“The True Meaning of Smekday” by Adam Rex
Release date: Oct. 7, 2007
Publisher: Hyperion, 432 pages
It all starts with a school essay.When twelve-year-old Gratuity (“Tip”) Tucci is assigned to write five pages on “The True Meaning of Smekday” for the National Time Capsule contest, she’s not sure where to begin. When her mom started telling everyone about the messages aliens were sending through a mole on the back of her neck? Maybe on Christmas Eve, when huge, bizarre spaceships descended on the Earth and the aliens – called Boov – abducted her mother? Or when the Boov declared Earth a colony, renamed it “Smekland” (in honor of glorious Captain Smek), and forced all Americans to relocate to Florida via rocketpod?In any case, Gratuity’s story is much, much bigger than the assignment. It involves her unlikely friendship with a renegade Boov mechanic named J.Lo.; a futile journey south to find Gratuity’s mother at the Happy Mouse Kingdom; a cross-country road trip in a hovercar called Slushious; and an outrageous plan to save the Earth from yet another alien invasion.Fully illustrated with “photos,” drawings, newspaper clippings, and comics sequences, this is a hilarious, perceptive, genre-bending novel by a remarkable new talent.

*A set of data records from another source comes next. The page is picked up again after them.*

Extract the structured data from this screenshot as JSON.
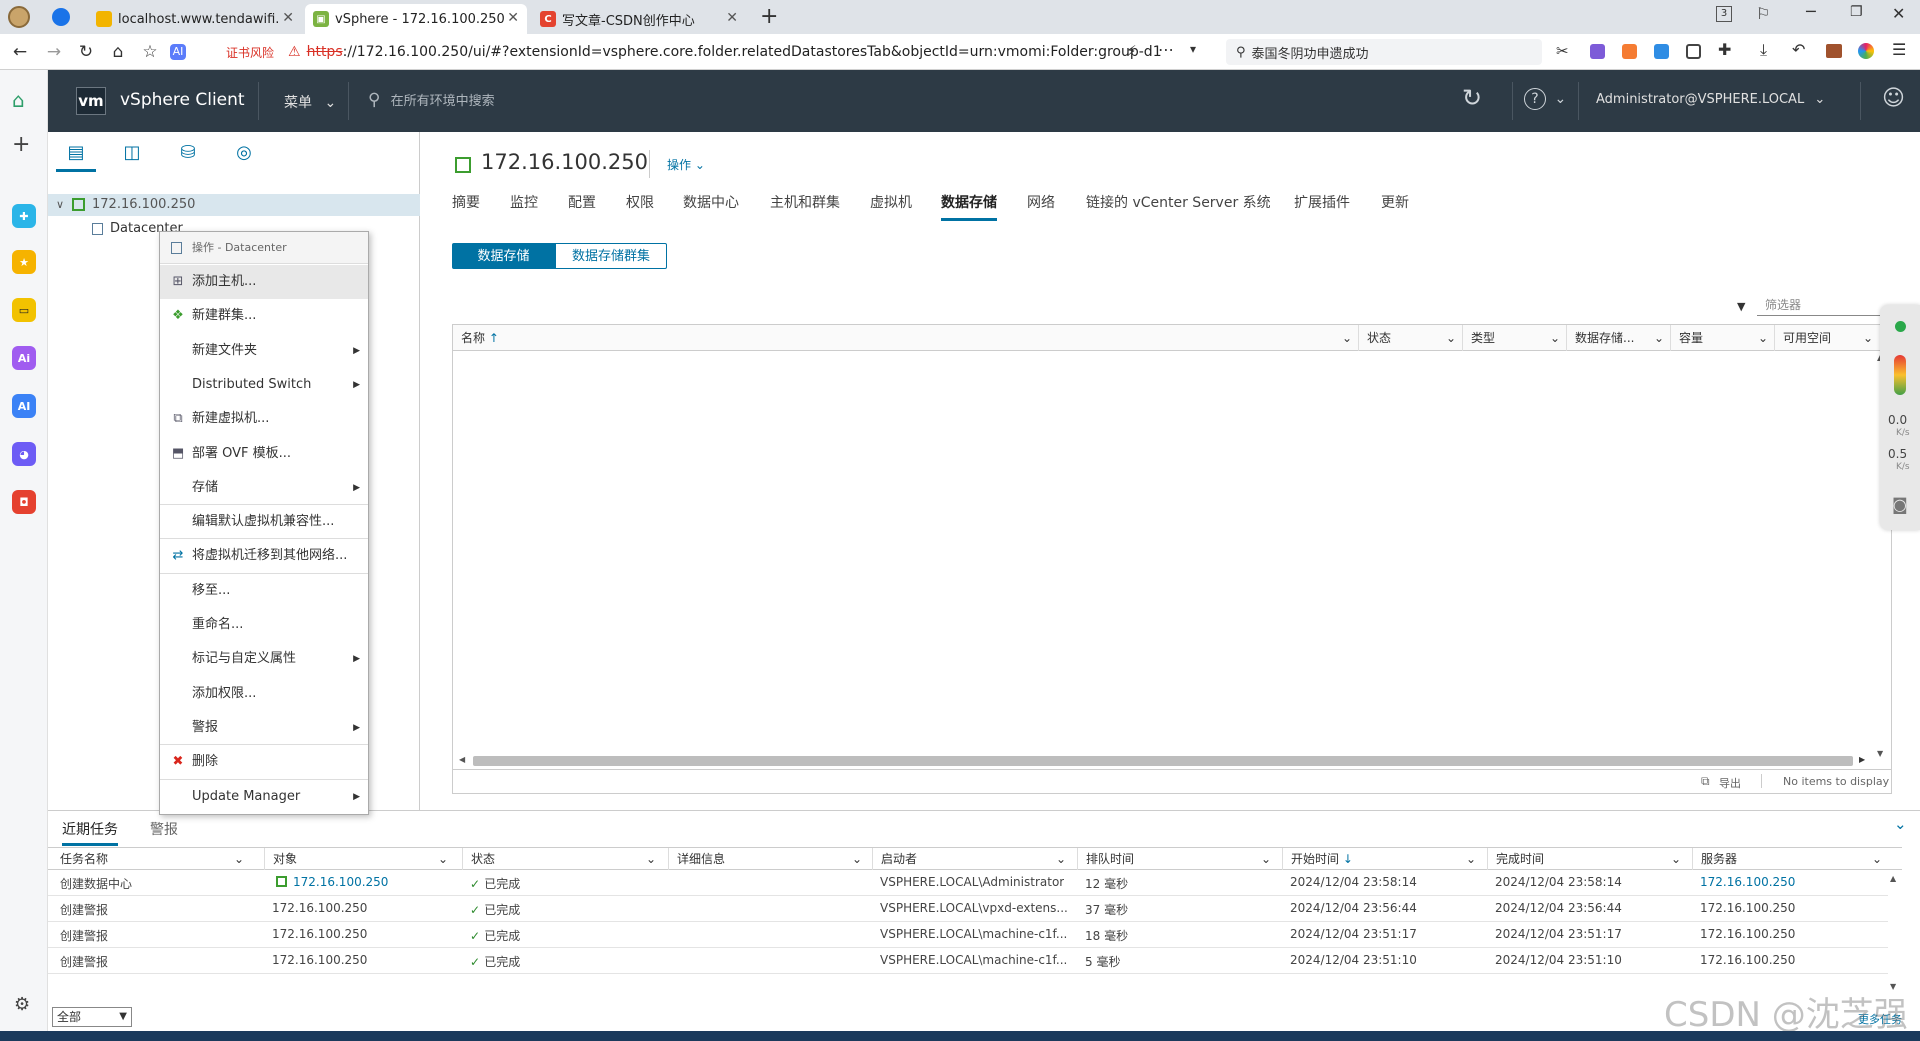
{
  "browser": {
    "tabs": [
      {
        "label": "localhost.www.tendawifi.com",
        "favicon": "tenda-icon"
      },
      {
        "label": "vSphere - 172.16.100.250 -",
        "favicon": "vsphere-icon"
      },
      {
        "label": "写文章-CSDN创作中心",
        "favicon": "csdn-icon"
      }
    ],
    "new_tab": "+",
    "cert_warning": "证书风险",
    "url_scheme": "https",
    "url_rest": "://172.16.100.250/ui/#?extensionId=vsphere.core.folder.relatedDatastoresTab&objectId=urn:vmomi:Folder:group-d1",
    "search_text": "泰国冬阴功申遗成功",
    "tab_count": "3"
  },
  "vsphere": {
    "logo": "vm",
    "app_title": "vSphere Client",
    "menu_label": "菜单",
    "search_placeholder": "在所有环境中搜索",
    "user": "Administrator@VSPHERE.LOCAL"
  },
  "tree": {
    "root": "172.16.100.250",
    "child": "Datacenter"
  },
  "main": {
    "title": "172.16.100.250",
    "actions": "操作",
    "tabs": [
      "摘要",
      "监控",
      "配置",
      "权限",
      "数据中心",
      "主机和群集",
      "虚拟机",
      "数据存储",
      "网络",
      "链接的 vCenter Server 系统",
      "扩展插件",
      "更新"
    ],
    "active_tab": "数据存储",
    "subtabs": [
      "数据存储",
      "数据存储群集"
    ],
    "filter_placeholder": "筛选器",
    "columns": [
      "名称",
      "状态",
      "类型",
      "数据存储...",
      "容量",
      "可用空间"
    ],
    "sort_arrow": "↑",
    "export": "导出",
    "empty": "No items to display"
  },
  "context_menu": {
    "header": "操作 - Datacenter",
    "items": [
      {
        "label": "添加主机...",
        "icon": "add-host-icon",
        "submenu": false
      },
      {
        "label": "新建群集...",
        "icon": "cluster-icon",
        "submenu": false
      },
      {
        "label": "新建文件夹",
        "icon": "",
        "submenu": true
      },
      {
        "label": "Distributed Switch",
        "icon": "",
        "submenu": true
      },
      {
        "label": "新建虚拟机...",
        "icon": "new-vm-icon",
        "submenu": false
      },
      {
        "label": "部署 OVF 模板...",
        "icon": "ovf-icon",
        "submenu": false
      },
      {
        "label": "存储",
        "icon": "",
        "submenu": true
      },
      {
        "label": "编辑默认虚拟机兼容性...",
        "icon": "",
        "submenu": false
      },
      {
        "label": "将虚拟机迁移到其他网络...",
        "icon": "migrate-icon",
        "submenu": false
      },
      {
        "label": "移至...",
        "icon": "",
        "submenu": false
      },
      {
        "label": "重命名...",
        "icon": "",
        "submenu": false
      },
      {
        "label": "标记与自定义属性",
        "icon": "",
        "submenu": true
      },
      {
        "label": "添加权限...",
        "icon": "",
        "submenu": false
      },
      {
        "label": "警报",
        "icon": "",
        "submenu": true
      },
      {
        "label": "删除",
        "icon": "delete-icon",
        "submenu": false
      },
      {
        "label": "Update Manager",
        "icon": "",
        "submenu": true
      }
    ]
  },
  "tasks": {
    "tabs": [
      "近期任务",
      "警报"
    ],
    "columns": [
      "任务名称",
      "对象",
      "状态",
      "详细信息",
      "启动者",
      "排队时间",
      "开始时间",
      "完成时间",
      "服务器"
    ],
    "sort_arrow": "↓",
    "rows": [
      [
        "创建数据中心",
        "172.16.100.250",
        "已完成",
        "",
        "VSPHERE.LOCAL\\Administrator",
        "12 毫秒",
        "2024/12/04 23:58:14",
        "2024/12/04 23:58:14",
        "172.16.100.250"
      ],
      [
        "创建警报",
        "172.16.100.250",
        "已完成",
        "",
        "VSPHERE.LOCAL\\vpxd-extens...",
        "37 毫秒",
        "2024/12/04 23:56:44",
        "2024/12/04 23:56:44",
        "172.16.100.250"
      ],
      [
        "创建警报",
        "172.16.100.250",
        "已完成",
        "",
        "VSPHERE.LOCAL\\machine-c1f...",
        "18 毫秒",
        "2024/12/04 23:51:17",
        "2024/12/04 23:51:17",
        "172.16.100.250"
      ],
      [
        "创建警报",
        "172.16.100.250",
        "已完成",
        "",
        "VSPHERE.LOCAL\\machine-c1f...",
        "5 毫秒",
        "2024/12/04 23:51:10",
        "2024/12/04 23:51:10",
        "172.16.100.250"
      ]
    ],
    "filter_select": "全部",
    "more_tasks": "更多任务"
  },
  "net_widget": {
    "up": "0.0",
    "down": "0.5",
    "unit": "K/s"
  },
  "watermark": "CSDN @沈芝强",
  "colors": {
    "header_bg": "#2d3a45",
    "accent": "#0072a3",
    "link": "#0072a3",
    "ok_green": "#2e8b2e",
    "delete_red": "#d9261c"
  }
}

Gratuity Tucci lives a mundane life with her single mom. Until the day the aliens come. They have discovered Earth, they say, the Boov declare Earth is now “Smekland” (in honor of their glorious captain: Smek); and because they are a smarter, shinier race then the “noble savages of Earth” (they do have a rude word for elbow), they have generously granted all of the humans “human preserves” (in this case Florida) that they will keep forever and ever. But when Gratuity’s mom is kidnapped by the aliens, she takes matters into her own hands and decides to drive to Florida with only her cat for company. But along the way, she runs into a fugitive Boov. J.Lo (his Earth name) accidentally sent a rude telephone call to the Gorg, the most evil race in the galaxy, and they are coming to take the Earth.
I really, really love this book. My copy is dog eared and held together with packing tape, because I have taken it on every camping trip, beach excursion and long car ride in the last five years. The clever writing, along with pictures and comics make this a hilarious and fast paced read. But when I delved more deeply into the book I realized that it also says a lot about the Indian relocation and our purpose as a race. This is constantly on my list as a present for friends and family, many lines are in jokes with my friends and I can read it over and over again without ever being bored.
–Lily C., one of our teen contributors